Search the records below for the string "Mover" and copy each line where it turns up.

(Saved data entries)

****************************************

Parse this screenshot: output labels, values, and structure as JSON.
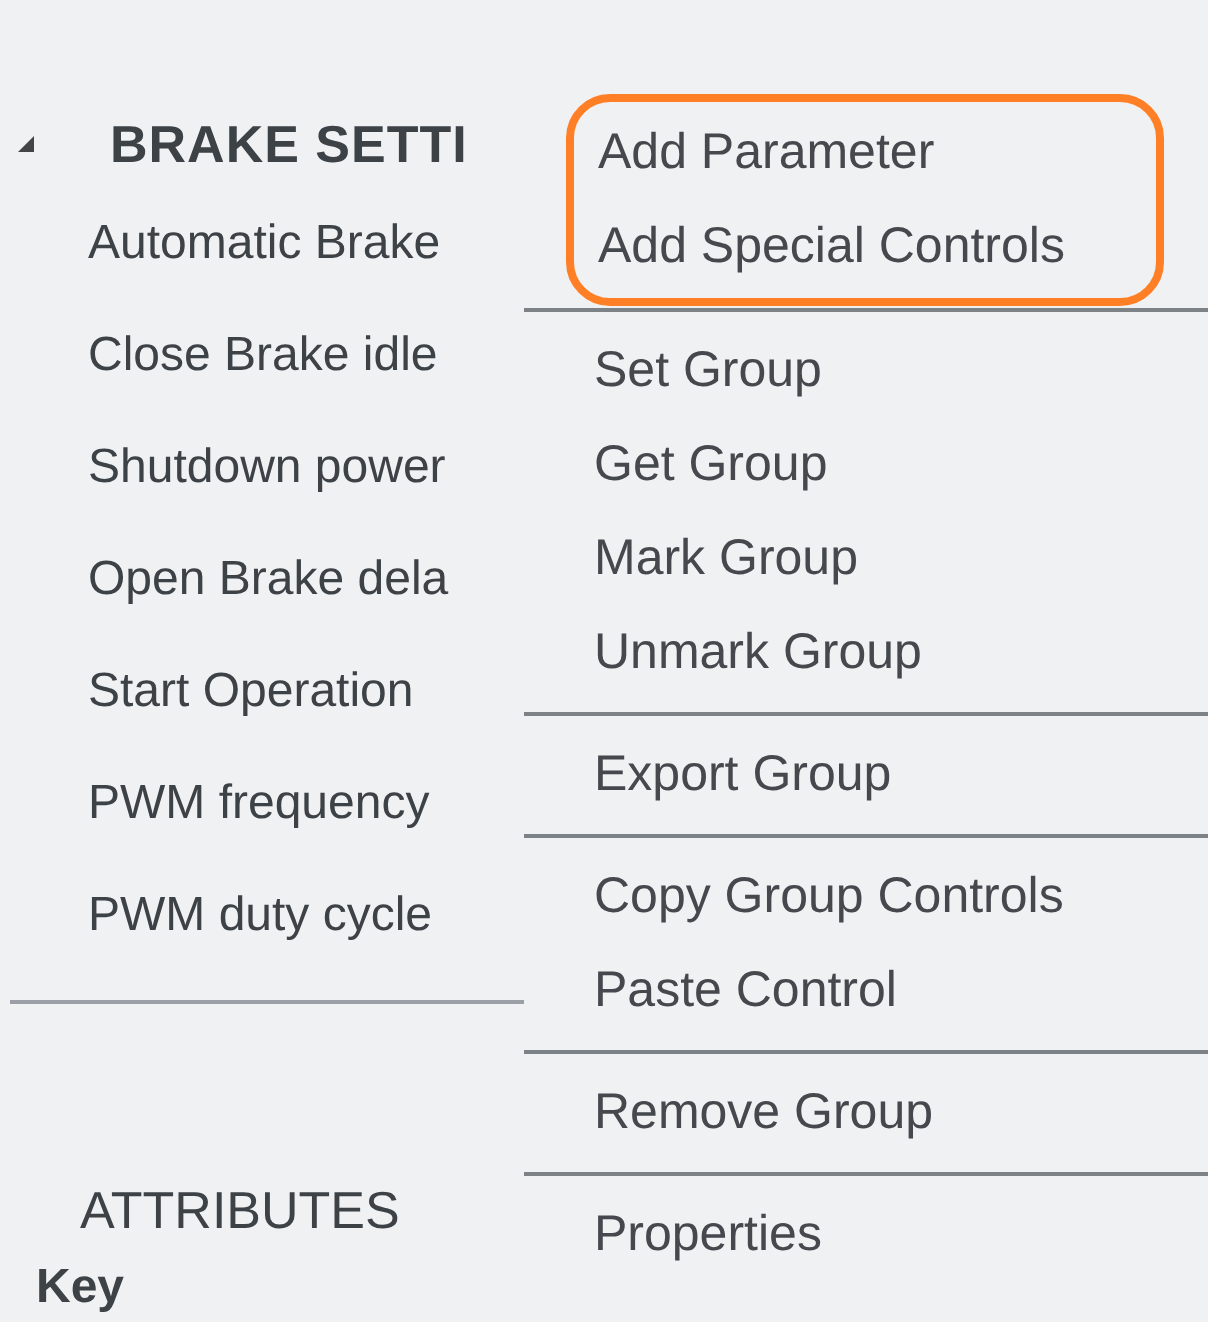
{
  "tree": {
    "title": "BRAKE SETTI",
    "expanded": true,
    "children": [
      {
        "label": "Automatic Brake"
      },
      {
        "label": "Close Brake idle"
      },
      {
        "label": "Shutdown power"
      },
      {
        "label": "Open Brake dela"
      },
      {
        "label": "Start Operation"
      },
      {
        "label": "PWM frequency"
      },
      {
        "label": "PWM duty cycle"
      }
    ]
  },
  "attributes": {
    "title": "ATTRIBUTES",
    "column_1": "Key"
  },
  "context_menu": {
    "sections": [
      {
        "highlighted": true,
        "items": [
          "Add Parameter",
          "Add Special Controls"
        ]
      },
      {
        "highlighted": false,
        "items": [
          "Set Group",
          "Get Group",
          "Mark Group",
          "Unmark Group"
        ]
      },
      {
        "highlighted": false,
        "items": [
          "Export Group"
        ]
      },
      {
        "highlighted": false,
        "items": [
          "Copy Group Controls",
          "Paste Control"
        ]
      },
      {
        "highlighted": false,
        "items": [
          "Remove Group"
        ]
      },
      {
        "highlighted": false,
        "items": [
          "Properties"
        ]
      }
    ]
  }
}
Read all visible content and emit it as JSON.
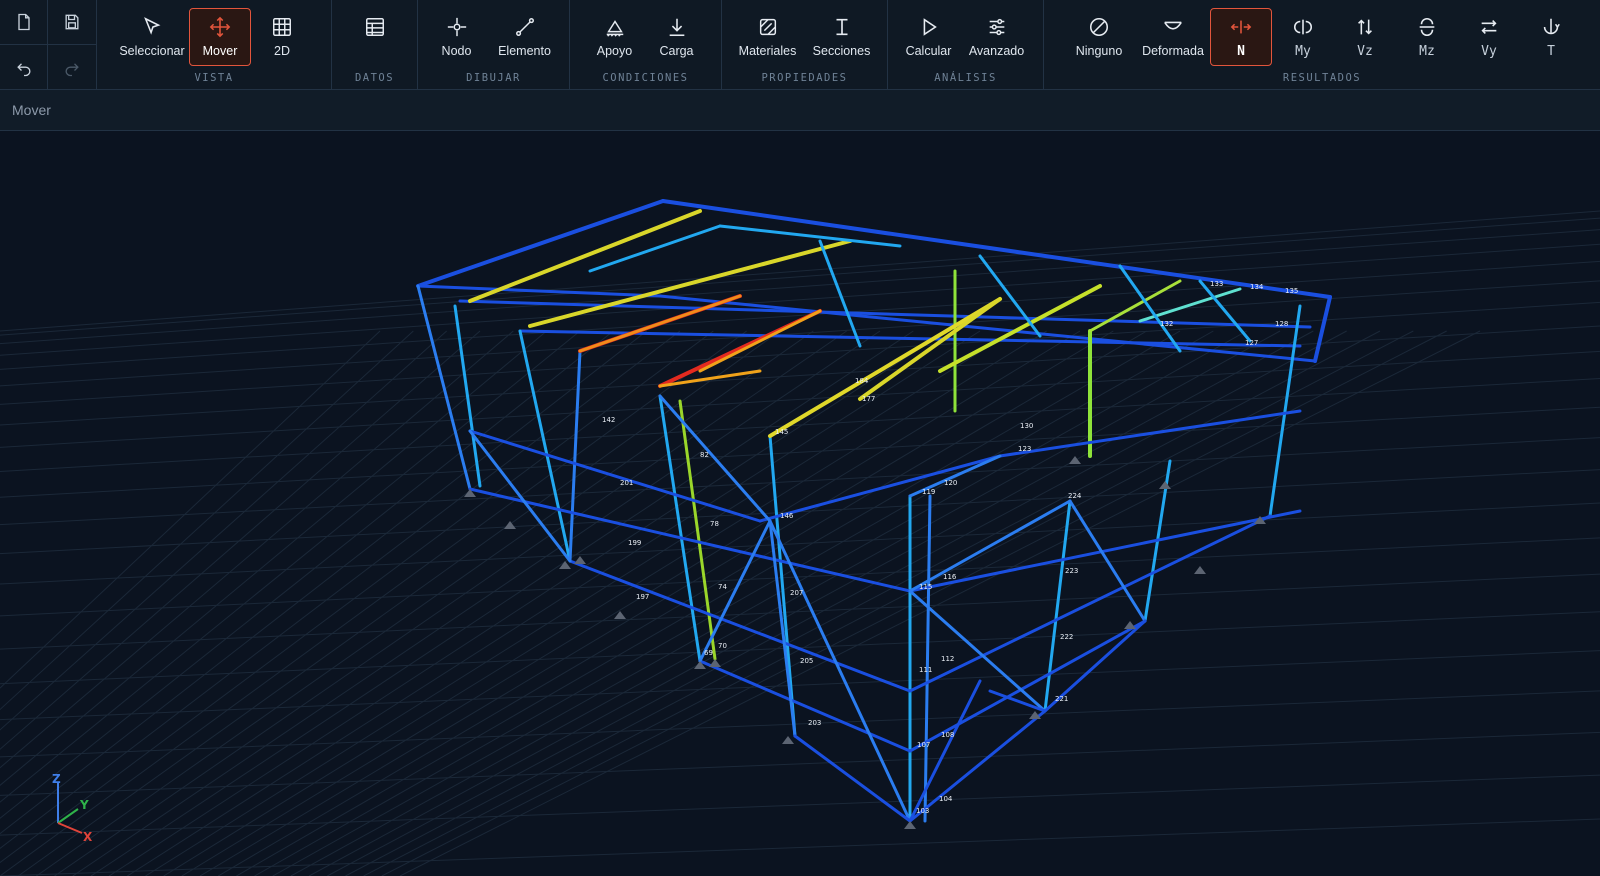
{
  "toolbar": {
    "file": {
      "new_icon": "file-icon",
      "save_icon": "save-icon",
      "undo_icon": "undo-icon",
      "redo_icon": "redo-icon"
    },
    "groups": {
      "vista": {
        "label": "VISTA",
        "seleccionar": "Seleccionar",
        "mover": "Mover",
        "dos_d": "2D"
      },
      "datos": {
        "label": "DATOS"
      },
      "dibujar": {
        "label": "DIBUJAR",
        "nodo": "Nodo",
        "elemento": "Elemento"
      },
      "condiciones": {
        "label": "CONDICIONES",
        "apoyo": "Apoyo",
        "carga": "Carga"
      },
      "propiedades": {
        "label": "PROPIEDADES",
        "materiales": "Materiales",
        "secciones": "Secciones"
      },
      "analisis": {
        "label": "ANÁLISIS",
        "calcular": "Calcular",
        "avanzado": "Avanzado"
      },
      "resultados": {
        "label": "RESULTADOS",
        "ninguno": "Ninguno",
        "deformada": "Deformada",
        "n": "N",
        "my": "My",
        "vz": "Vz",
        "mz": "Mz",
        "vy": "Vy",
        "t": "T"
      }
    },
    "active_tool": "Mover",
    "active_result": "N",
    "accent_color": "#e2553c"
  },
  "status": {
    "text": "Mover"
  },
  "viewport": {
    "axes": {
      "z": "Z",
      "y": "Y",
      "x": "X"
    },
    "node_labels": [
      "133",
      "134",
      "135",
      "132",
      "128",
      "127",
      "184",
      "177",
      "145",
      "130",
      "123",
      "120",
      "119",
      "146",
      "116",
      "115",
      "112",
      "111",
      "108",
      "107",
      "104",
      "103",
      "207",
      "205",
      "203",
      "224",
      "223",
      "222",
      "221",
      "142",
      "201",
      "199",
      "197",
      "82",
      "78",
      "74",
      "70",
      "69"
    ]
  }
}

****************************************

Solution to the exercise:
        "mover": "Mover",
    "active_tool": "Mover",
    "text": "Mover"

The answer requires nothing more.